I know they aren't all on the foot, but a search found someone else with a similar problem.
I'm no expert but I don't believe that is bumblefoot
They look like scabs to me. Do you have a rooster? Or she could have just got into a spat with another girl. Is she acting ok? She looks pretty healthy to me.
Not bumble foot. I think the bird looks fine. I agree maybe a couple of pecked spots but nothing abnormal at this time. Read up about fowl pox just in case.
More info. No rooster. She can't hardly walk. (I'll try for some video.) A spat is a possibility, I suppose. I currently have her quarantined. I think her eggs have been lighter colored and smaller than usual, but she may have just started laying.
Here's a video of her trying to stand/walk.
If you pinch her toes does she react? It looks like that leg is weak and the way the toes are curled looks like a neurological issue. Do you see any injury to the leg? Did it start suddenly or gradually progress?
The problem started overnight. I'll try the pinch test tomorrow. She seems alert.
Bumblefoot would be in the centre of the foot, on the pad. Kinda like the palm of your hand.

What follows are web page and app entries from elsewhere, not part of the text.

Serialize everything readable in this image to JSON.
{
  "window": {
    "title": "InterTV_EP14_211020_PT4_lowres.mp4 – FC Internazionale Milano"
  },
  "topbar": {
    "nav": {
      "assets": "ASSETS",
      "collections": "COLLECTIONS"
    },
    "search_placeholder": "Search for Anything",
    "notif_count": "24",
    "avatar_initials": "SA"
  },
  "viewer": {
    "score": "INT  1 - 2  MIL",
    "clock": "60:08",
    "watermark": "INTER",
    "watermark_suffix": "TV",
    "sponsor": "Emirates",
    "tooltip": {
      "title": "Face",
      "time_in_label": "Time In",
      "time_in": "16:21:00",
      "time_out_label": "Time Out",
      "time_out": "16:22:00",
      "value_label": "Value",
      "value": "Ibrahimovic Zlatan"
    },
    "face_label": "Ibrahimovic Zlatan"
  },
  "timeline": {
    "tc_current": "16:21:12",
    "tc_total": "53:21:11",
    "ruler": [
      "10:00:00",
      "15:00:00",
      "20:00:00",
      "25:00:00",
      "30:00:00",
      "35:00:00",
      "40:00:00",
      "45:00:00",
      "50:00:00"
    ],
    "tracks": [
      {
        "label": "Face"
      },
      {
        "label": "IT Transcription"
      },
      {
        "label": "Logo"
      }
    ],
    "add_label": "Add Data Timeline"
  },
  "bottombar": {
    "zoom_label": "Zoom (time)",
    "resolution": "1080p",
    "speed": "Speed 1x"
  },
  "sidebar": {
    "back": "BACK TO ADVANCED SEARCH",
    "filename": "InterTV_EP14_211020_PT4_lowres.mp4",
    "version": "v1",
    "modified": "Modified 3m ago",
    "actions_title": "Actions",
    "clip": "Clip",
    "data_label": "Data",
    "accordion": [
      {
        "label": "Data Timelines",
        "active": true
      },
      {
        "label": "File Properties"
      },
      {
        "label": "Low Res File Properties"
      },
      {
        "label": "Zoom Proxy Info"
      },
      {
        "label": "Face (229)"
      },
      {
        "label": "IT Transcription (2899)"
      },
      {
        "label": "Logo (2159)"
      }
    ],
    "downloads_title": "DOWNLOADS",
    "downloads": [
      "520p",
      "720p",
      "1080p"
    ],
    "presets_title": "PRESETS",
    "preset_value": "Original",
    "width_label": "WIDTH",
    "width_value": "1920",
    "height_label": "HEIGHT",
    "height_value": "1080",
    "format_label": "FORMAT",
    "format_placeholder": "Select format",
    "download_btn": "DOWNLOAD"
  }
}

Most like she has jumped down from a from a high roost or other high location and injured her leg/thigh, possibly spraining a tendon or ligament. I recommend that you put her in a cage or crate for rest and relaxation to prevent further injury, she doesnt need to be walking around etc. Provide her with food and water while caged. These types of injuries take time to heal. Sometimes it can take a week, a month, a few months or never. You can purchase vitamin B complex at a pharmacy and crush 1 tablet and put the pieces in a small piece of bread for her to eat, do this once a day for 5 days. The vitamin B complex may or may not speed up the healing process. Remove her from the cage the 5th day and see if she can walk, if not, return her into the cage and continue vitamin B complex daily treaments for one week, then stop. Remove her from the cage and see if she can walk. If not, do not give her anymore vitamin B complex. She'll have to remain caged til the injury slowly heals. It will require time and patience on your part caring for her ensuring there's food/water available as well as keeping the cage clean as best as you can. Do not put a roost in the cage, it's best if she can sit during the whole time she's caged, no pressure on the injury, rest and relaxation.